Mary Haines-Johnson, Koda Kerl, Jack Luecke, Audrey Wood, Margaret Clair, Mariflo Stevens and Ginny Weckstein play other queens, lords, murderers, and brats.
A Renaissance is coming to Nelson County theater.
Using Elizabethan rehearsal practices like memorizing all your lines by the first rehearsal, actor-manager (another Elizabethan practice), Mary Coy, and the Nelson COunty SHakespeare Festival, is organizing a production of RICHARD III that takes advantage of the theater energy generated by the Hamner Theater and her six years work as Shakespeare consultant at the Nelson Middle School.
“RICHARD III is about the lengths one man will go to obtain and maintain power,” says Coy, Richard manipulates his friends, the church, and the public to get what he wants. He will stop at nothing. It will be interesting to see how much the audience is repelled by or attracted to him.”
Besides years of experience acting and coaching Shakespeare, Coy has a Masters of Fine Arts in Shakespeare and Renaissance Literature in Performance from Mary Baldwin College and has worked as assistant director and stage manager at the Blackfriars Playhouse in Staunton. Along with Nelson County Schools Gifted Coordinator Betty Tabony, Coy has written a manual, which guides teachers in using Shakespeare to fulfill SOL’s and has taught Shakespeare to hundreds of Nelson County sixth graders. She and Tabony recently co-authored a young people’s version of KING LEAR for Swan Books.
“Performing Shakespeare is a challenge and I want to embark on that challenge here in the county with the adults and kids I’ve worked with over the years, people who know how much I love to teach and perform, people who want to challenge themselves.” says Coy.

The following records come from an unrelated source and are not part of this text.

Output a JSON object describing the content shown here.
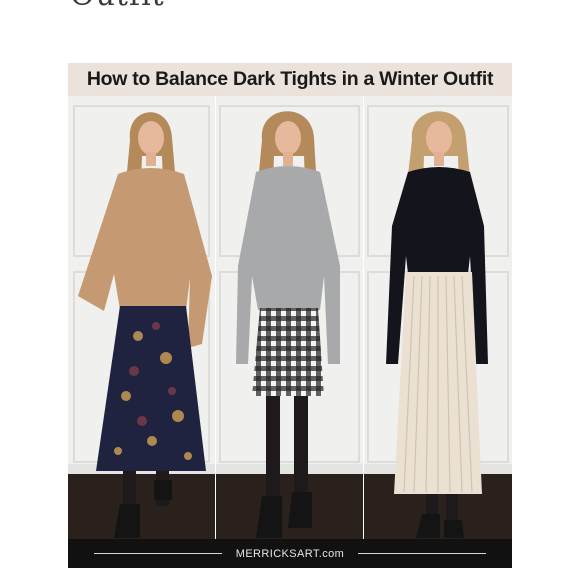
{
  "page": {
    "cut_title": "Outfit"
  },
  "pin": {
    "title": "How to Balance Dark Tights in a Winter Outfit",
    "brand": "MERRICKSART.com"
  },
  "photos": [
    {
      "outfit": "tan sweater, floral midi skirt, black tights, black ankle boots"
    },
    {
      "outfit": "gray sweater, gingham pencil skirt, black tights, black ankle boots"
    },
    {
      "outfit": "black ruffle top, cream pleated midi skirt, black tights, black ankle boots"
    }
  ],
  "colors": {
    "title_band": "#ece2dc",
    "footer": "#111111",
    "wall": "#f1f1ef",
    "floor": "#2b211c"
  }
}
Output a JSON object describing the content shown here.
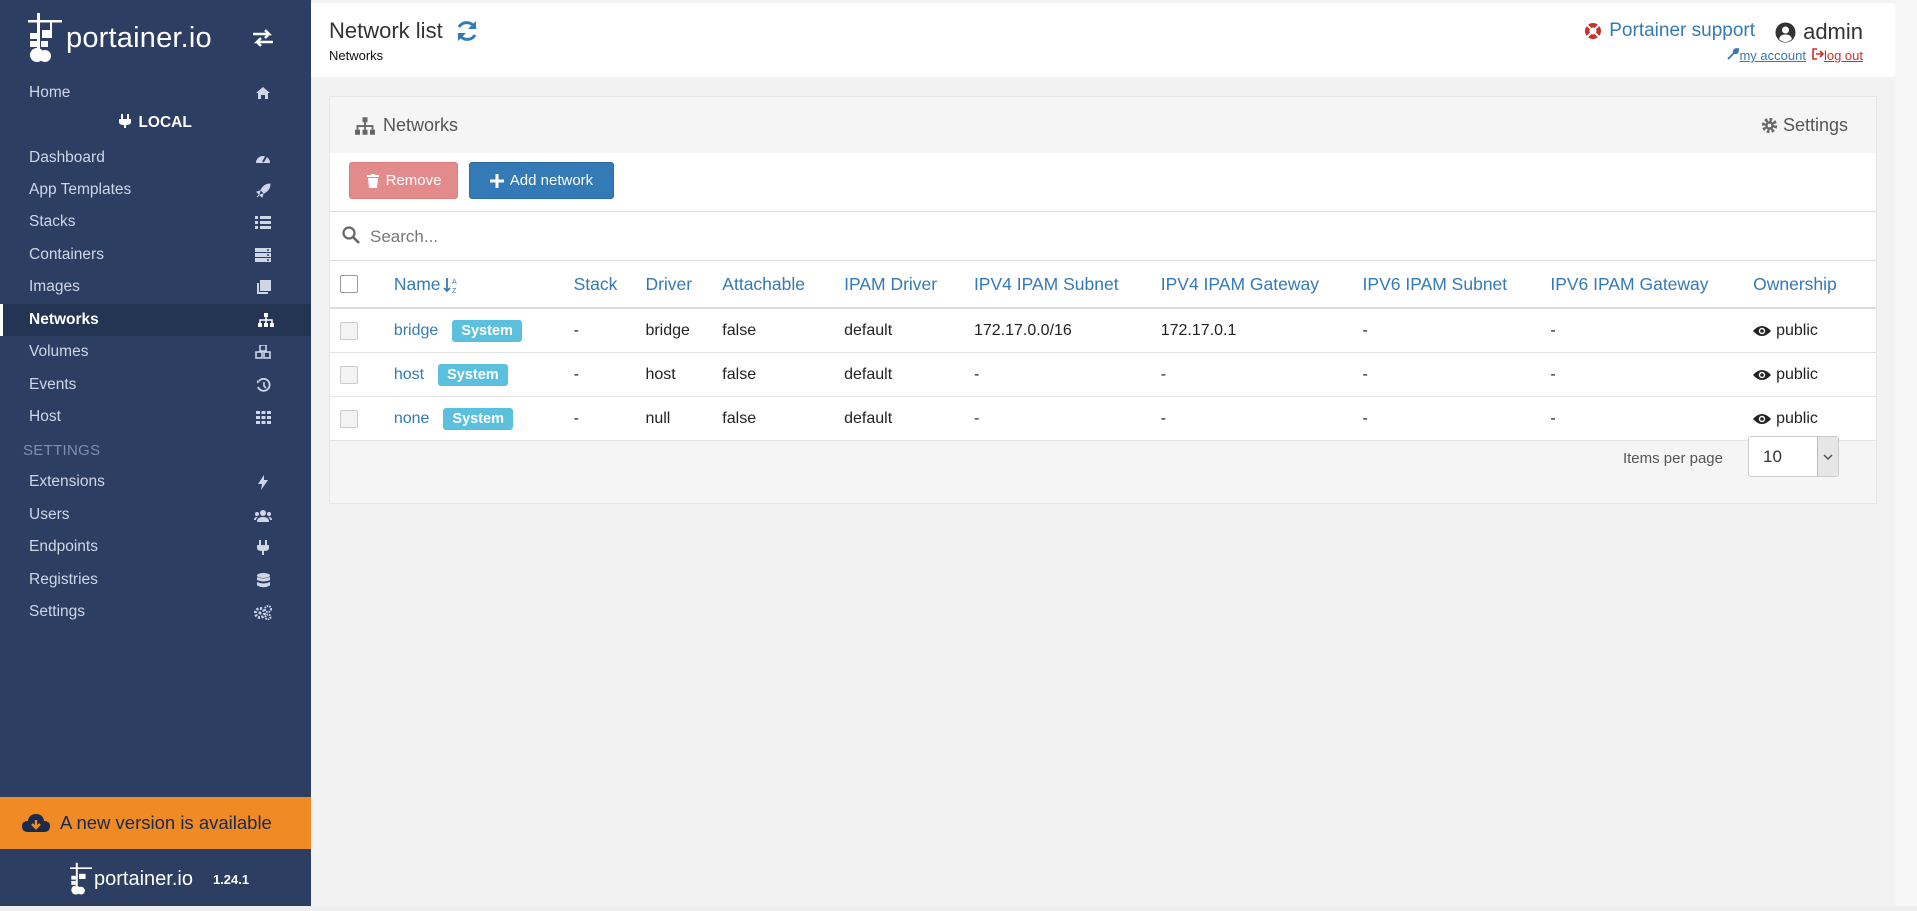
{
  "brand": {
    "name": "portainer.io",
    "version": "1.24.1"
  },
  "sidebar": {
    "home": {
      "label": "Home",
      "icon": "home-icon"
    },
    "endpoint_label": "LOCAL",
    "items": [
      {
        "label": "Dashboard",
        "icon": "dashboard-icon"
      },
      {
        "label": "App Templates",
        "icon": "rocket-icon"
      },
      {
        "label": "Stacks",
        "icon": "list-icon"
      },
      {
        "label": "Containers",
        "icon": "server-icon"
      },
      {
        "label": "Images",
        "icon": "clone-icon"
      },
      {
        "label": "Networks",
        "icon": "sitemap-icon",
        "active": true
      },
      {
        "label": "Volumes",
        "icon": "cubes-icon"
      },
      {
        "label": "Events",
        "icon": "history-icon"
      },
      {
        "label": "Host",
        "icon": "th-icon"
      }
    ],
    "settings_header": "SETTINGS",
    "settings_items": [
      {
        "label": "Extensions",
        "icon": "bolt-icon"
      },
      {
        "label": "Users",
        "icon": "users-icon"
      },
      {
        "label": "Endpoints",
        "icon": "plug-icon"
      },
      {
        "label": "Registries",
        "icon": "database-icon"
      },
      {
        "label": "Settings",
        "icon": "cogs-icon"
      }
    ],
    "update_banner": "A new version is available"
  },
  "header": {
    "title": "Network list",
    "breadcrumb": "Networks",
    "support_label": "Portainer support",
    "user_name": "admin",
    "my_account": "my account",
    "log_out": "log out"
  },
  "widget": {
    "title": "Networks",
    "settings_label": "Settings",
    "remove_label": "Remove",
    "add_label": "Add network",
    "search_placeholder": "Search...",
    "columns": [
      "Name",
      "Stack",
      "Driver",
      "Attachable",
      "IPAM Driver",
      "IPV4 IPAM Subnet",
      "IPV4 IPAM Gateway",
      "IPV6 IPAM Subnet",
      "IPV6 IPAM Gateway",
      "Ownership"
    ],
    "rows": [
      {
        "name": "bridge",
        "badge": "System",
        "stack": "-",
        "driver": "bridge",
        "attachable": "false",
        "ipam_driver": "default",
        "ipv4_subnet": "172.17.0.0/16",
        "ipv4_gateway": "172.17.0.1",
        "ipv6_subnet": "-",
        "ipv6_gateway": "-",
        "ownership": "public"
      },
      {
        "name": "host",
        "badge": "System",
        "stack": "-",
        "driver": "host",
        "attachable": "false",
        "ipam_driver": "default",
        "ipv4_subnet": "-",
        "ipv4_gateway": "-",
        "ipv6_subnet": "-",
        "ipv6_gateway": "-",
        "ownership": "public"
      },
      {
        "name": "none",
        "badge": "System",
        "stack": "-",
        "driver": "null",
        "attachable": "false",
        "ipam_driver": "default",
        "ipv4_subnet": "-",
        "ipv4_gateway": "-",
        "ipv6_subnet": "-",
        "ipv6_gateway": "-",
        "ownership": "public"
      }
    ],
    "items_per_page_label": "Items per page",
    "items_per_page_value": "10"
  },
  "colors": {
    "sidebar_bg": "#2d3e63",
    "accent": "#337ab7",
    "badge": "#5bc0de",
    "update_banner": "#f08a24",
    "danger": "#d9534f"
  }
}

“Being involved in theater is a lot of fun and Shakespeare is a great way to continue and/or begin that involvement,” says Coy. She goes on to say that actors aren’t the only people needed to ensure a great production. “We need prompters at each rehearsal, house managers, props and costume coordinators- all people important in Elizabethan theater as well theater today.”